**Your task:**
Work through the data below and give the number of lines holding "Borrar", nothing more.

▼▼▼

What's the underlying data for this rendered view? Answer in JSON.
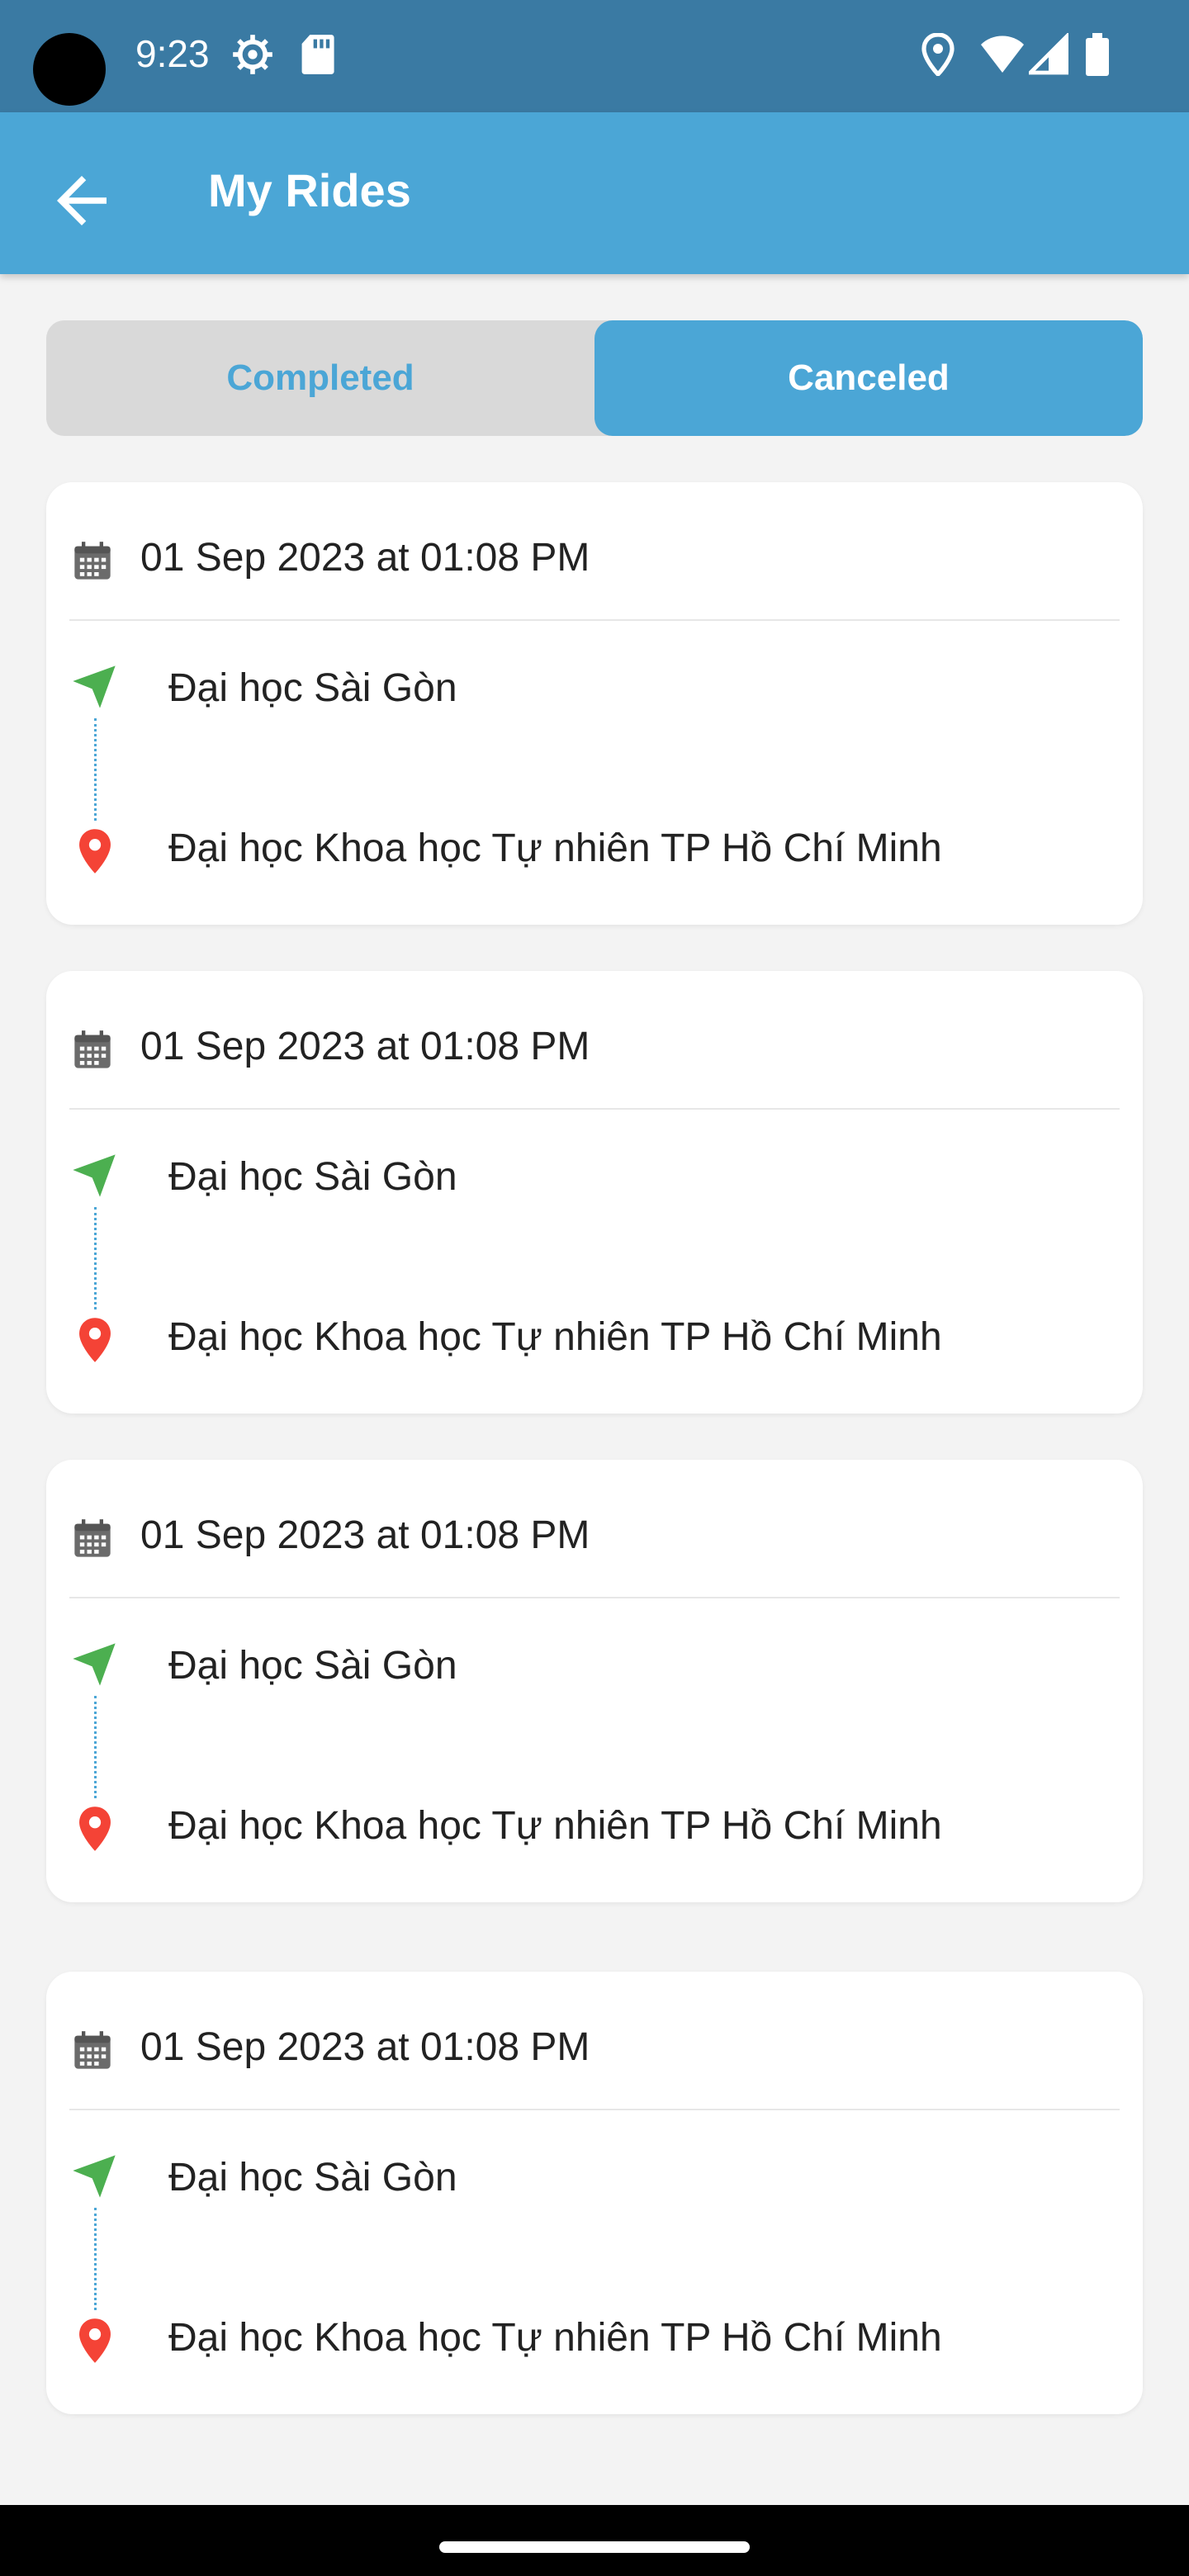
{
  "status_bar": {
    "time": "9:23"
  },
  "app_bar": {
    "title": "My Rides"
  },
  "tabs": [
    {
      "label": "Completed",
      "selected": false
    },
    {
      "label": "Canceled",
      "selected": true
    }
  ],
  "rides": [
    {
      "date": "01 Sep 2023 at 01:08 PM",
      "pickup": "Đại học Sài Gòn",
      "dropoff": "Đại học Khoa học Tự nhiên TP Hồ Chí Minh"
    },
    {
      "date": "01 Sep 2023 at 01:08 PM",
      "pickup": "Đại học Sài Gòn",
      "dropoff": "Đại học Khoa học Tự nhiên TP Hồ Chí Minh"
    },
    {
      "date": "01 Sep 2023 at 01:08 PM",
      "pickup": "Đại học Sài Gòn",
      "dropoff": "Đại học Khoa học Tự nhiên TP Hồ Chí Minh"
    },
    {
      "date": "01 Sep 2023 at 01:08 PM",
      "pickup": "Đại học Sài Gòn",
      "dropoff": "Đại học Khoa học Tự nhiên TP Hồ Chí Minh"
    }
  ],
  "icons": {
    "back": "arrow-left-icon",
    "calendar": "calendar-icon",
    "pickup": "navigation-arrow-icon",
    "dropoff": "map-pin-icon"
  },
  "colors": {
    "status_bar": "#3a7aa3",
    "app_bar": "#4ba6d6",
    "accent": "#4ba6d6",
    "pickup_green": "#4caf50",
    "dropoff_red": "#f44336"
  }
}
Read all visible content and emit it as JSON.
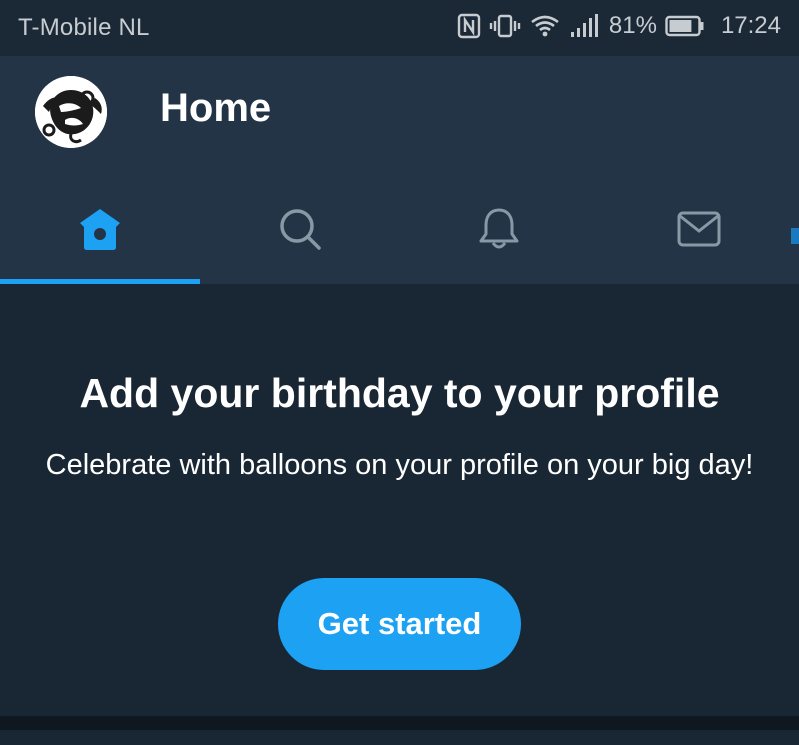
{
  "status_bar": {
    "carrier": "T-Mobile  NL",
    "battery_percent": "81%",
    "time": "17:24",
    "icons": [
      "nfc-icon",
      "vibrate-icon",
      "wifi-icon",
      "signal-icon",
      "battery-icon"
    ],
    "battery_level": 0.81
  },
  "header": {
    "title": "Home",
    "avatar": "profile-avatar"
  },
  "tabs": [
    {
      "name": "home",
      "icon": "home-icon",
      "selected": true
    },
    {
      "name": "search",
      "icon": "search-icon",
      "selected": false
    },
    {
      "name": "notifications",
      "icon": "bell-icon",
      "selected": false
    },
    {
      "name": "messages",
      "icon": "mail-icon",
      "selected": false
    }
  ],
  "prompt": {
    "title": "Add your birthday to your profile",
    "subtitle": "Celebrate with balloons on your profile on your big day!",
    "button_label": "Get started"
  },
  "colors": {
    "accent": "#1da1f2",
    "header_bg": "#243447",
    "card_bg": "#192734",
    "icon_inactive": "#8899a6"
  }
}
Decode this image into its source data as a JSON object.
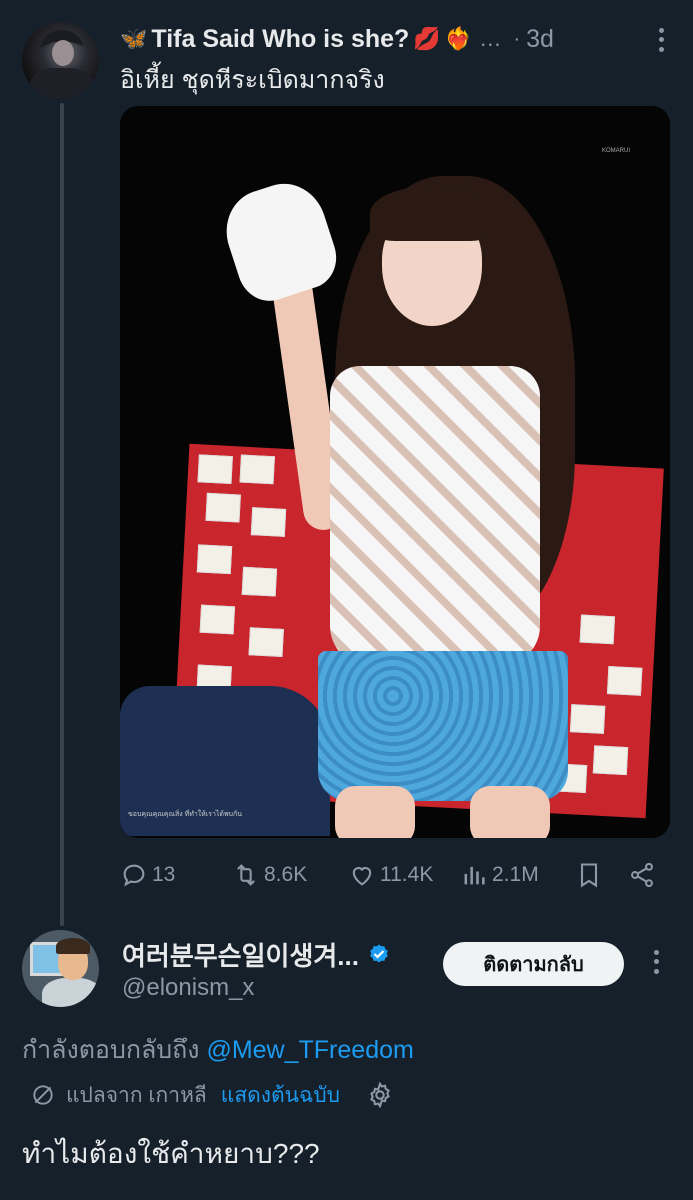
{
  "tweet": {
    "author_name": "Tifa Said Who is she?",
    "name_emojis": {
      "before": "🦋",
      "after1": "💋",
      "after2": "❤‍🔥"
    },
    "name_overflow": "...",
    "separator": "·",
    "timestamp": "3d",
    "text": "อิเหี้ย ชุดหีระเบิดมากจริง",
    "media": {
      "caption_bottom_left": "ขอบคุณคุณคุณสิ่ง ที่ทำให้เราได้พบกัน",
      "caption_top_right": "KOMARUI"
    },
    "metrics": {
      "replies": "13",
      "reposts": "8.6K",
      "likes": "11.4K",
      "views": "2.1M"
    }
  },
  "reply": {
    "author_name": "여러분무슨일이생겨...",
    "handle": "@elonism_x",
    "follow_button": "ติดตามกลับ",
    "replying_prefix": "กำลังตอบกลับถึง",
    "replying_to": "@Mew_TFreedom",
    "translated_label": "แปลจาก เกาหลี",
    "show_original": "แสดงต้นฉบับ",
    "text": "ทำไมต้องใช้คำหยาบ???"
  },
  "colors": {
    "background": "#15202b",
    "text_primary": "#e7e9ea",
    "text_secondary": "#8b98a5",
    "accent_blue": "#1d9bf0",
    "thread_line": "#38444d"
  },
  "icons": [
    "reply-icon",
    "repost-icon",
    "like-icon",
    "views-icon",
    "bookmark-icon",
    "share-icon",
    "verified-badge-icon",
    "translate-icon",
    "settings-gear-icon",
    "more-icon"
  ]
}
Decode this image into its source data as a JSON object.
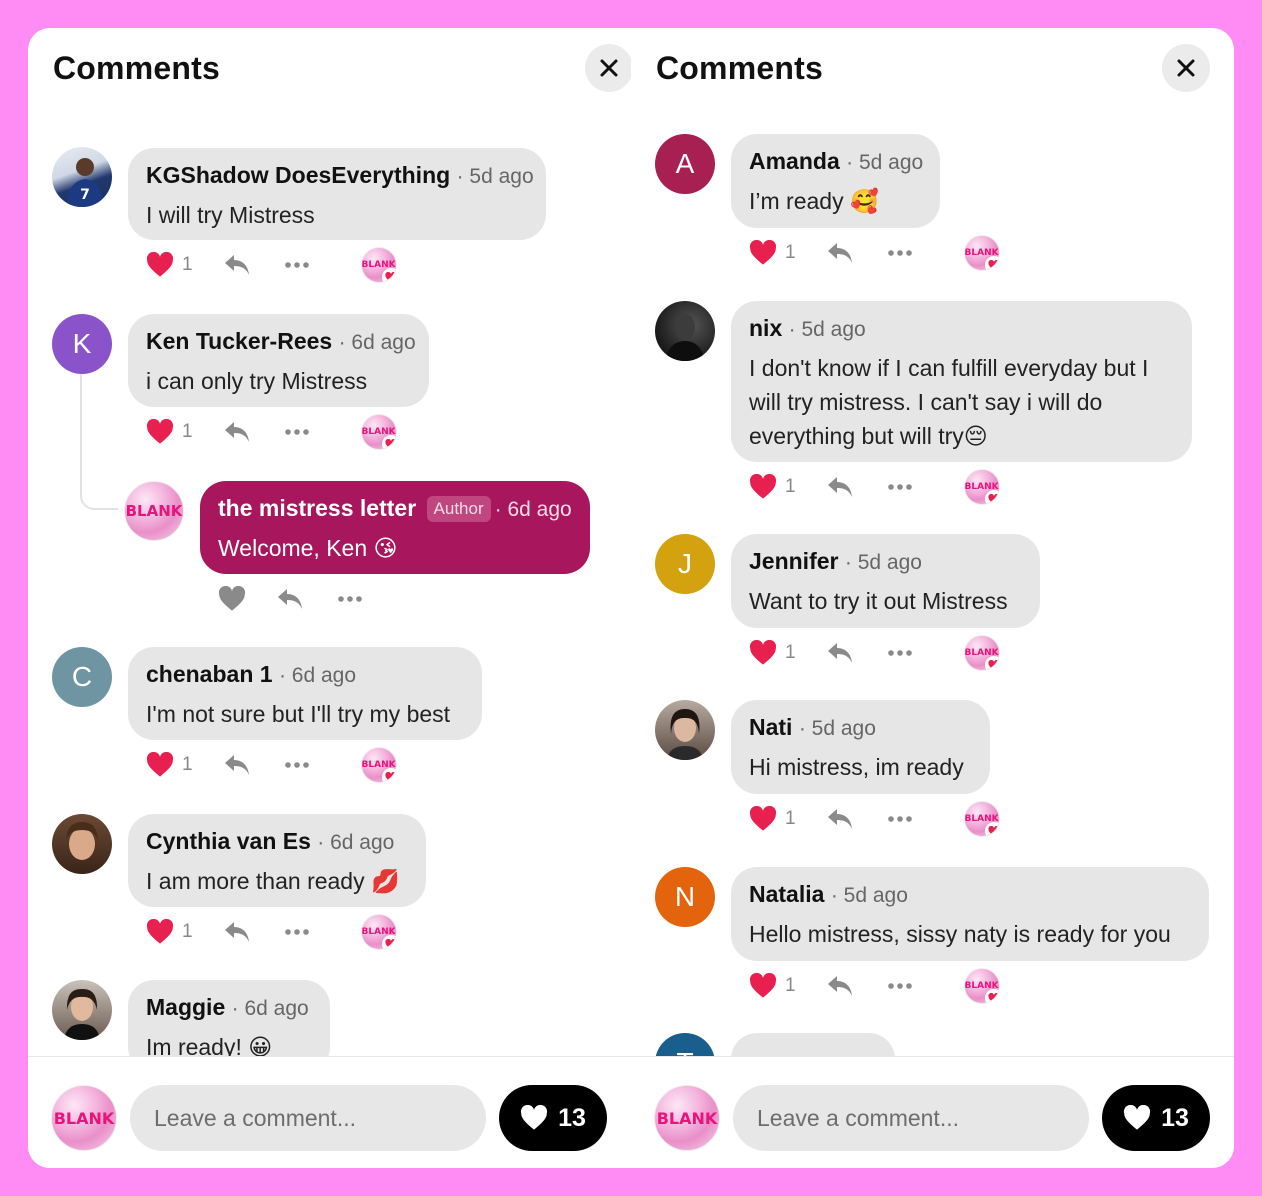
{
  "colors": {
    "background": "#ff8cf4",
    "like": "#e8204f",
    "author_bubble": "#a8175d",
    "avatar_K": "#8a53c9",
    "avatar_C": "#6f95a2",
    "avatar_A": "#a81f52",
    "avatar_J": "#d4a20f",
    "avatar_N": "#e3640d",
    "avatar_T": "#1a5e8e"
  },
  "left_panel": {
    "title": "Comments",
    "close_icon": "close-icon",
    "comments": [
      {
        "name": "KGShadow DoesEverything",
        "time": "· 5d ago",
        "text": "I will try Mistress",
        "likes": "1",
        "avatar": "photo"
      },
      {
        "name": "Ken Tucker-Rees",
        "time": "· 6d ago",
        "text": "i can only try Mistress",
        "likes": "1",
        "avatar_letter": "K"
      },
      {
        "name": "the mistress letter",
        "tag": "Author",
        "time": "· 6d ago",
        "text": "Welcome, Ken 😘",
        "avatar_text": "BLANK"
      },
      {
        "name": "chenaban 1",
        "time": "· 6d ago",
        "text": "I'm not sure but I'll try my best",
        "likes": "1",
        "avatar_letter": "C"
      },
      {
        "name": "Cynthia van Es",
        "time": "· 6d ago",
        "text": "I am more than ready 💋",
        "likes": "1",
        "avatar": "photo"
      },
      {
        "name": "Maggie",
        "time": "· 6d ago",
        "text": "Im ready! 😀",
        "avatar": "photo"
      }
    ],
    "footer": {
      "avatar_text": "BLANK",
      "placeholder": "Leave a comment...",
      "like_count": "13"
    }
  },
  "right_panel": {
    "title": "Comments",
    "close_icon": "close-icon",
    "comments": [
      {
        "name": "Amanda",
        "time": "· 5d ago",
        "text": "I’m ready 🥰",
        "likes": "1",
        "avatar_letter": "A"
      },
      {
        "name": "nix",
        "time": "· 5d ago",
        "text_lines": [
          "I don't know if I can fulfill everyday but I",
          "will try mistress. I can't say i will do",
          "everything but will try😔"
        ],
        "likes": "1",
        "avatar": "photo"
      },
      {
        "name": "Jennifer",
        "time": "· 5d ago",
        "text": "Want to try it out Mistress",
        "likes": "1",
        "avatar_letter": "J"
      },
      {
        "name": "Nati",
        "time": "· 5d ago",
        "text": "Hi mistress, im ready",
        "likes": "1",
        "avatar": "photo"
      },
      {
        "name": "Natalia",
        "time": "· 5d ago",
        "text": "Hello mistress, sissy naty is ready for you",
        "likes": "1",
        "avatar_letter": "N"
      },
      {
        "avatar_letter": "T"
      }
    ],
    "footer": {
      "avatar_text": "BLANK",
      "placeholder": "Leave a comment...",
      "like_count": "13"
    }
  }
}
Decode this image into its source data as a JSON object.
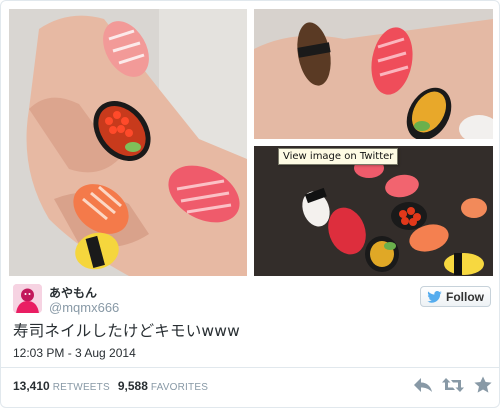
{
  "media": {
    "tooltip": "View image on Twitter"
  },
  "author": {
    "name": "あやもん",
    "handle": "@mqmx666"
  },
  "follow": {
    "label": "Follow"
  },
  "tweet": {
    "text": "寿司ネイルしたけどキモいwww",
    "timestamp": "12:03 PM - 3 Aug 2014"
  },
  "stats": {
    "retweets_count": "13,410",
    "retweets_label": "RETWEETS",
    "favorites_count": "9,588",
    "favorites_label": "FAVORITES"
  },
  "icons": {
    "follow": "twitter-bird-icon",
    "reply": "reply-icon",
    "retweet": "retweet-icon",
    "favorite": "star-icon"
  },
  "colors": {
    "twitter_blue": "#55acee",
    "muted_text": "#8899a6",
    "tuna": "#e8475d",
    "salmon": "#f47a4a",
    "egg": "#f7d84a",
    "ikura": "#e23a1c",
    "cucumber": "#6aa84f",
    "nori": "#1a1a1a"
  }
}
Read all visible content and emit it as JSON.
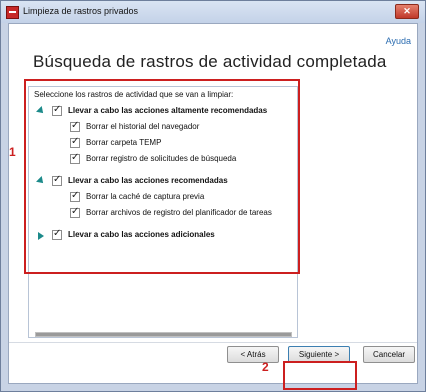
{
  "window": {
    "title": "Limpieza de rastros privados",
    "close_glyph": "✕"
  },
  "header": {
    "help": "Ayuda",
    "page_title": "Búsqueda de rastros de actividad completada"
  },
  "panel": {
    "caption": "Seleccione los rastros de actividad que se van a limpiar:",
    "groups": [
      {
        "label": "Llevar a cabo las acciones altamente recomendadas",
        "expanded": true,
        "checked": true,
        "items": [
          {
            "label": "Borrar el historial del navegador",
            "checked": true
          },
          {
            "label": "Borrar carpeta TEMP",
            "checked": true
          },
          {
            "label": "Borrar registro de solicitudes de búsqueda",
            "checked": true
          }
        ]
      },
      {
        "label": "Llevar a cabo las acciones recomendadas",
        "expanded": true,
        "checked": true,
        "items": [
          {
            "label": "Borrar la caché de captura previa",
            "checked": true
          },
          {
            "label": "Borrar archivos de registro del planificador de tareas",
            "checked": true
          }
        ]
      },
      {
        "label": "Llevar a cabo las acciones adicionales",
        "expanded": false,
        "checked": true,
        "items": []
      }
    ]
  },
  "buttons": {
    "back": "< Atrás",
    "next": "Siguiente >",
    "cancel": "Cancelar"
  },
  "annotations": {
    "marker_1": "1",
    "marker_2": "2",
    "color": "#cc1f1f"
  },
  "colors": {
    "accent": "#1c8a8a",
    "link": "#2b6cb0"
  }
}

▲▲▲

**Result of this task:**
5